Actual Rating: 3.5 stars
“I’d found heaven and grabbed it as tightly as I could, but it was unraveling, an insubstantial thread sliding between my fingers, too fine to hold.”
Blurb: For years, Grace has watched the wolves in the woods behind her house. One yellow-eyed wolf—her wolf—is a chilling presence she can’t seem to live without.
Meanwhile, Sam has lived two lives: In winter, the frozen woods, the protection of the pack, and the silent company of a fearless girl. In summer, a few precious months of being human… until the cold makes him shift back again.
Now, Grace meets a yellow-eyed boy whose familiarity takes her breath away. It’s her wolf. It has to be. But as winter nears, Sam must fight to stay human—or risk losing himself, and Grace, forever.
I am a bit mixed about this one. While I didn’t enjoy the characters and romance as much as I wanted to, the story and ending somewhat satisfied me.
The story as a whole was kind of entertaining and well-developed. I haven’t read a lot of werewolf stories, but I’ve always been interested and I like this take on them.
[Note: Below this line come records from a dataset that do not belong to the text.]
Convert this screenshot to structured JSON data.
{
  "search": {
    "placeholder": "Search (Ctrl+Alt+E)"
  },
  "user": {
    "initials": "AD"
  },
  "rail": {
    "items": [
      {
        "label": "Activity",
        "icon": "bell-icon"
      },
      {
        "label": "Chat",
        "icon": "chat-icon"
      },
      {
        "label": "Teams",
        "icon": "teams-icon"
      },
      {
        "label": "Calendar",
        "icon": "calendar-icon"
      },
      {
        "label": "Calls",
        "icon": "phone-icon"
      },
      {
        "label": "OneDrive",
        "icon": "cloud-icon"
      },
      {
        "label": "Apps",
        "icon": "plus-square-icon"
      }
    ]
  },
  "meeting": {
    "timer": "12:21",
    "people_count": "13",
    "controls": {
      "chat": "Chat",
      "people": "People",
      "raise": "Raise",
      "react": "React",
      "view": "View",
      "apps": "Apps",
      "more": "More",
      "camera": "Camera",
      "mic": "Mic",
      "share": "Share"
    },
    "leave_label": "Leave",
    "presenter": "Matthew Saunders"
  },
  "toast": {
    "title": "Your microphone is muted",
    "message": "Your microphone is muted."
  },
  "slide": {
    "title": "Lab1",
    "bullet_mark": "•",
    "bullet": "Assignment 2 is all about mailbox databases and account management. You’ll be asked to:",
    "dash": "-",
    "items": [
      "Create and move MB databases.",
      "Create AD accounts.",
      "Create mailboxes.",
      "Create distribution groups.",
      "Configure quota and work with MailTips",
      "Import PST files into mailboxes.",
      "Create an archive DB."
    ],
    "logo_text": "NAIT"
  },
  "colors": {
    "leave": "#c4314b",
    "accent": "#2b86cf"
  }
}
The writing was actually very beautiful, but this kind of writing was almost every sentence of the book, and it was difficult to keep up with it, since it was made instantly boring and tedious.
Wonderful, another set of characters that managed to disappoint. No, they don’t disappoint me, they baffle me!
Grace falls in love with a wolf. A dog. No, this is not the “oh, he’s my pet, I love him so much” kind of animal love, it’s the “I want to kiss you and sleep in the same bed together” kind of love. Am I the only who thinks this is the most ridiculous and unrealistic ever imagined? Besides the fact that she has a supernatural boyfriend, there is nothing to Grace. Nothing. Steifvater depicts her as a boy-obsessed neglectful girl who has no life outside Sam. Doesn’t Grace ever think about her parents? Her life? Her ambition? Pfft, no. Because it’s not important, people!
Sam was….different. He was more sensitive, gentle, and thoughtful. I like how Steifvater made him different from usual male characters in the YA genre, but sadly, Sam didn’t have the swoon-worthy factor that I was looking for. He needed a little more pizzazz, something to make us fall in love with him.
The parents annoyed me to no end. It made me want to throw a rock at them and yell “IF YOU DON’T PLAN TO TAKE CARE OF YOUR KIDS DON’T HAVE THEM” in their faces. This was the only time I sympathized with Grace, because of her neglectful, oblivious, and stupid parents. YA PNR authors, please, don’t create ignorant parents just so your characters can sleep in a bed together and go unnoticed.
The romance was classic insta-love, and although what followed after was sweet, I disliked it anyway. Most of Shiver consisted of a bunch of sweet moments, and that was it. Usually I like seeing some funny moments between couples, even if I hate them, because I like to laugh, but Sam and Grace were so devoted to each other that it made me sick. They weren’t a second apart, and when they were, they were thinking about each other. It was like they had no personal lives.
Overall, Shiver isn’t a bad book, but it would have been better with improvements to the characters and romance. I would recommend this to fans of Twilight(mostly ones on Team Jacob), and fans of romance. The next book is on my TBR list, but I’m just reading for more werewolf lore.
This review can also be found on my Goodreads here.